Based on the aggregated intelligence of 135,000-plus investors participating in Motley Fool CAPS, the Fool's free investing community, women's health and dermatology products maker Warner Chilcott (NASDAQ:WCRX) has received a distressing two-star ranking.

With that in mind, let's take a closer look at Warner Chilcott's business and see what CAPS investors are saying about the stock right now.

Warner Chilcott facts

Headquarters (Founded)

Rockaway, N.J. (1968)

Market Cap

$5.45 Billion



Trailing-12-Month Revenue

$971.2 Million


CEO Roger Boissonneault (Since 2005)

CFO Paul Herendeen (Since 2005)

Return on Equity (Average, Past Three Years)


4-Month Return



Wyeth (NYSE:WYE)

Johnson & Johnson (NYSE:JNJ)

CAPS Members Bearish on WCRX Also Bearish on

Cisco Systems (NASDAQ:CSCO)


CAPS Members Bullish on WCRX Also Bullish on


Sources: Capital IQ (a division of Standard & Poor's) and Motley Fool CAPS.

On CAPS, 18 of the 105 members who have rated Warner Chilcott -- some 17% -- believe the stock will underperform the S&P 500 going forward. These bears include All-Stars TSIF and greenwave3, both of whom are ranked in the top 4% of our community.

Two days ago, TSIF chimed in on Warner Chilott's big $3.1 billion buy of Procter & Gamble's (NYSE:PG) drug business:

All of the large pharmaceuticals have been plagued with trying to keep a fresh stable of drugs from which they can extract a premium as sole source. Warner may be underestimating that part of the game, and underestimating the debt load service they now have. While they gain additional markets and this is a chance for them to break out of their current low margin shell, it's unlikely the deal was worth the steep rise and a new high for Warner's stock today.

In a pitch from the same day, greenwave3 echoes that sentiment:

I can't imagine how Moody's affirmed [Warner Chilcott's] credit ratings to complete the PG Pharma purchase. They borrowed the entire amount to finance the deal, and it increased the company's debt from $800 million to $3.9 billion.
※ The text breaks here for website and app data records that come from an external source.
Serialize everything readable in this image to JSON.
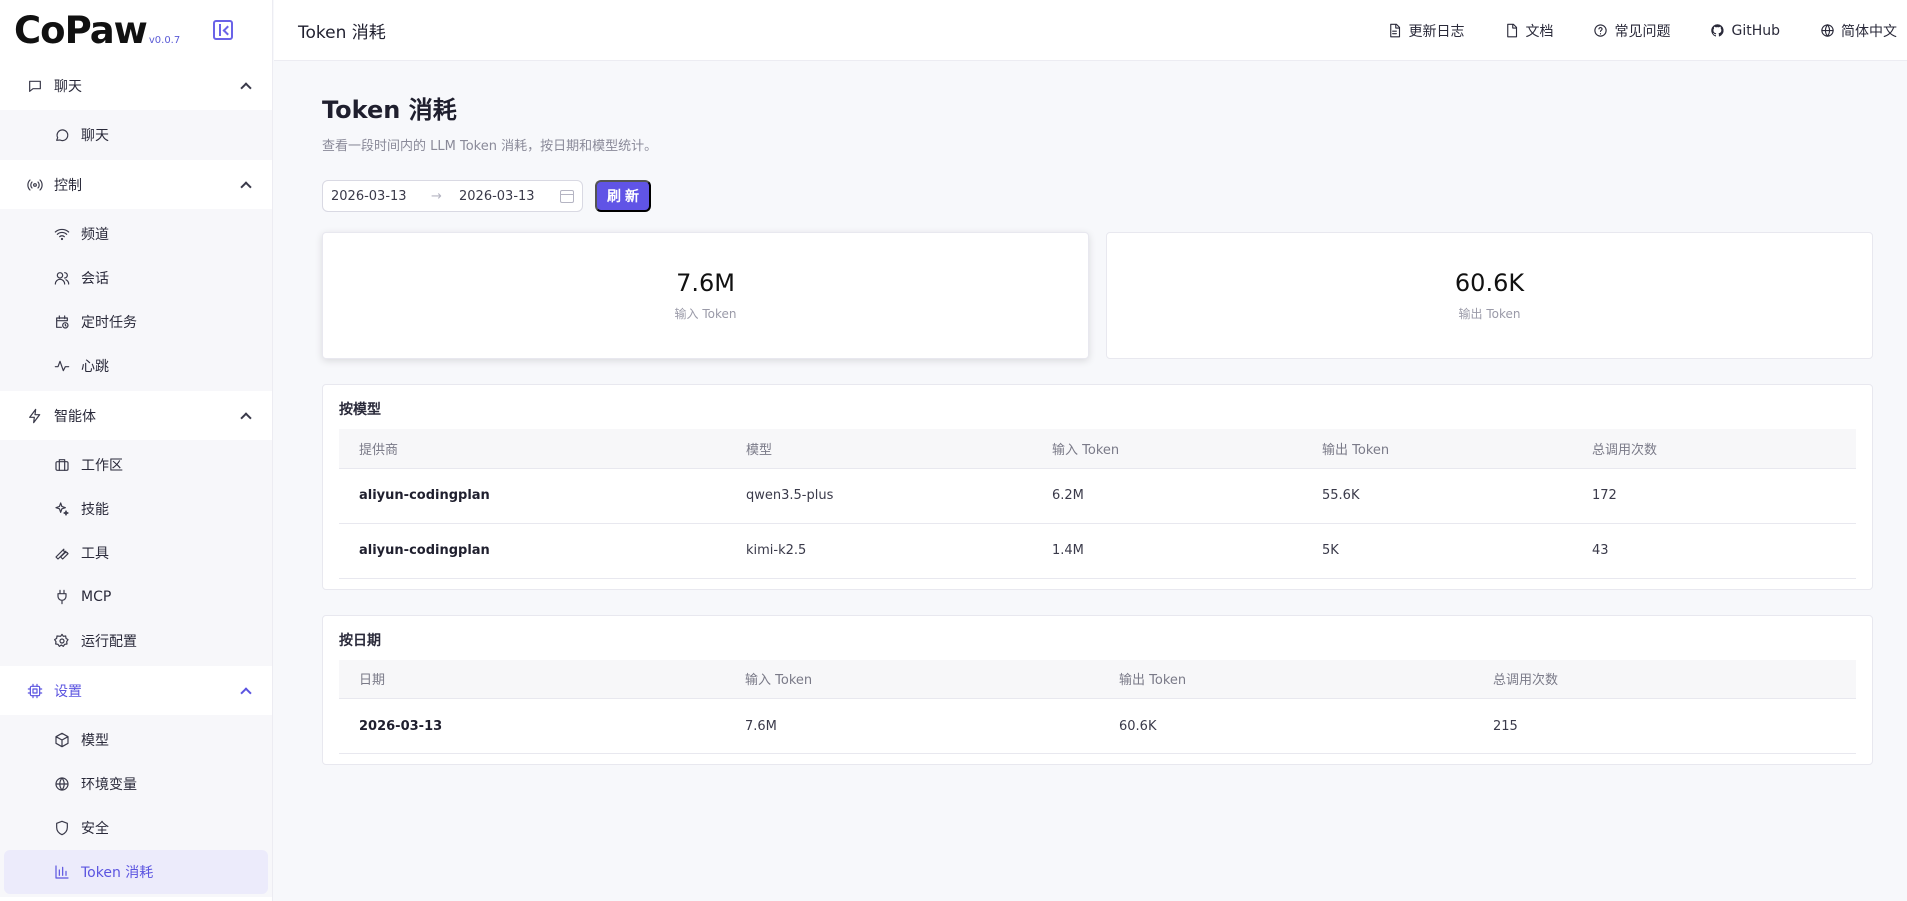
{
  "app": {
    "logo": "CoPaw",
    "version": "v0.0.7"
  },
  "sidebar": {
    "groups": [
      {
        "label": "聊天",
        "items": [
          {
            "label": "聊天"
          }
        ]
      },
      {
        "label": "控制",
        "items": [
          {
            "label": "频道"
          },
          {
            "label": "会话"
          },
          {
            "label": "定时任务"
          },
          {
            "label": "心跳"
          }
        ]
      },
      {
        "label": "智能体",
        "items": [
          {
            "label": "工作区"
          },
          {
            "label": "技能"
          },
          {
            "label": "工具"
          },
          {
            "label": "MCP"
          },
          {
            "label": "运行配置"
          }
        ]
      },
      {
        "label": "设置",
        "items": [
          {
            "label": "模型"
          },
          {
            "label": "环境变量"
          },
          {
            "label": "安全"
          },
          {
            "label": "Token 消耗"
          }
        ]
      }
    ]
  },
  "header": {
    "title": "Token 消耗",
    "links": {
      "changelog": "更新日志",
      "docs": "文档",
      "faq": "常见问题",
      "github": "GitHub",
      "language": "简体中文"
    }
  },
  "main": {
    "title": "Token 消耗",
    "description": "查看一段时间内的 LLM Token 消耗，按日期和模型统计。",
    "date_range": {
      "start": "2026-03-13",
      "separator": "→",
      "end": "2026-03-13"
    },
    "refresh_label": "刷新",
    "summary": {
      "input": {
        "value": "7.6M",
        "label": "输入 Token"
      },
      "output": {
        "value": "60.6K",
        "label": "输出 Token"
      }
    },
    "by_model": {
      "title": "按模型",
      "headers": {
        "provider": "提供商",
        "model": "模型",
        "input": "输入 Token",
        "output": "输出 Token",
        "calls": "总调用次数"
      },
      "rows": [
        {
          "provider": "aliyun-codingplan",
          "model": "qwen3.5-plus",
          "input": "6.2M",
          "output": "55.6K",
          "calls": "172"
        },
        {
          "provider": "aliyun-codingplan",
          "model": "kimi-k2.5",
          "input": "1.4M",
          "output": "5K",
          "calls": "43"
        }
      ]
    },
    "by_date": {
      "title": "按日期",
      "headers": {
        "date": "日期",
        "input": "输入 Token",
        "output": "输出 Token",
        "calls": "总调用次数"
      },
      "rows": [
        {
          "date": "2026-03-13",
          "input": "7.6M",
          "output": "60.6K",
          "calls": "215"
        }
      ]
    }
  },
  "colors": {
    "accent": "#6054e6",
    "active_bg": "#ecebfb",
    "logo_dots": "#f5a623"
  }
}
I understand that the acquisition is "accretive," but they are on the clock to deliver new products when their existing patents expire in a few short years. [Warner Chilcott] is going to be busy servicing debt for a long time, and somewhere in their budget they better plan to do the R&D necessary to take their business forward. I would estimate that they've bitten off more than they can safely chew.

What do you think about Warner Chilcott, or any other stock for that matter? Make your voice heard on Motley Fool CAPS today. More than 135,000 investors are waiting to hear what you have to say. CAPS is 100% free, so get started!